Work instructions - With the images omitted, return all of the entries exactly as they stand.

Records for the task -
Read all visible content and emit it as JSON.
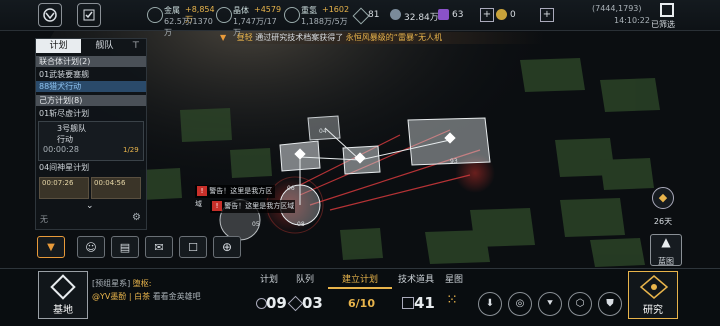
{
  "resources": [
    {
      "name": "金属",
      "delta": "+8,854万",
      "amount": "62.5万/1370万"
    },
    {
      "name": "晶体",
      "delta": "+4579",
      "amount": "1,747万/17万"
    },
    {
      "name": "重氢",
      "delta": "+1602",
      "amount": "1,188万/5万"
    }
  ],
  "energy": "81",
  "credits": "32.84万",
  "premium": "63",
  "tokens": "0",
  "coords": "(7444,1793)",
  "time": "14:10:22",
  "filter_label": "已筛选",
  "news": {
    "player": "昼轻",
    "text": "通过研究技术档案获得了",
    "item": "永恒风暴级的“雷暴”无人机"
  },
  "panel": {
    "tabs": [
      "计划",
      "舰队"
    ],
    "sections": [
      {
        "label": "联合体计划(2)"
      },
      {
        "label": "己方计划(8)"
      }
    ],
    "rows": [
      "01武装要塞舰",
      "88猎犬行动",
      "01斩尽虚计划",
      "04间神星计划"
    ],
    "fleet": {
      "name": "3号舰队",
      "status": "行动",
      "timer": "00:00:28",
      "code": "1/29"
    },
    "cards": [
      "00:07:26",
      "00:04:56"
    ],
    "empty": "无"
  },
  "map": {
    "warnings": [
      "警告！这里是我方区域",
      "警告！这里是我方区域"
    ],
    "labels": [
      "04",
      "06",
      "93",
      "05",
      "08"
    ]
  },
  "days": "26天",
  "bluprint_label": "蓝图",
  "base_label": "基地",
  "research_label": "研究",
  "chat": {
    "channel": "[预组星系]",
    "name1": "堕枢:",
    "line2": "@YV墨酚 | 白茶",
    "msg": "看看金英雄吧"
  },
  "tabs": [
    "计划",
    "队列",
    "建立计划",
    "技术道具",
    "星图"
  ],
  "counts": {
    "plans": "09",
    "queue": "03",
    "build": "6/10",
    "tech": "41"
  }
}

Answer space -
Read all visible content and emit it as JSON.
{
  "resources": [
    {
      "name": "金属",
      "delta": "+8,854万",
      "amount": "62.5万/1370万"
    },
    {
      "name": "晶体",
      "delta": "+4579",
      "amount": "1,747万/17万"
    },
    {
      "name": "重氢",
      "delta": "+1602",
      "amount": "1,188万/5万"
    }
  ],
  "energy": "81",
  "credits": "32.84万",
  "premium": "63",
  "tokens": "0",
  "coords": "(7444,1793)",
  "time": "14:10:22",
  "filter_label": "已筛选",
  "news": {
    "player": "昼轻",
    "text": "通过研究技术档案获得了",
    "item": "永恒风暴级的“雷暴”无人机"
  },
  "panel": {
    "tabs": [
      "计划",
      "舰队"
    ],
    "sections": [
      {
        "label": "联合体计划(2)"
      },
      {
        "label": "己方计划(8)"
      }
    ],
    "rows": [
      "01武装要塞舰",
      "88猎犬行动",
      "01斩尽虚计划",
      "04间神星计划"
    ],
    "fleet": {
      "name": "3号舰队",
      "status": "行动",
      "timer": "00:00:28",
      "code": "1/29"
    },
    "cards": [
      "00:07:26",
      "00:04:56"
    ],
    "empty": "无"
  },
  "map": {
    "warnings": [
      "警告！这里是我方区域",
      "警告！这里是我方区域"
    ],
    "labels": [
      "04",
      "06",
      "93",
      "05",
      "08"
    ]
  },
  "days": "26天",
  "bluprint_label": "蓝图",
  "base_label": "基地",
  "research_label": "研究",
  "chat": {
    "channel": "[预组星系]",
    "name1": "堕枢:",
    "line2": "@YV墨酚 | 白茶",
    "msg": "看看金英雄吧"
  },
  "tabs": [
    "计划",
    "队列",
    "建立计划",
    "技术道具",
    "星图"
  ],
  "counts": {
    "plans": "09",
    "queue": "03",
    "build": "6/10",
    "tech": "41"
  }
}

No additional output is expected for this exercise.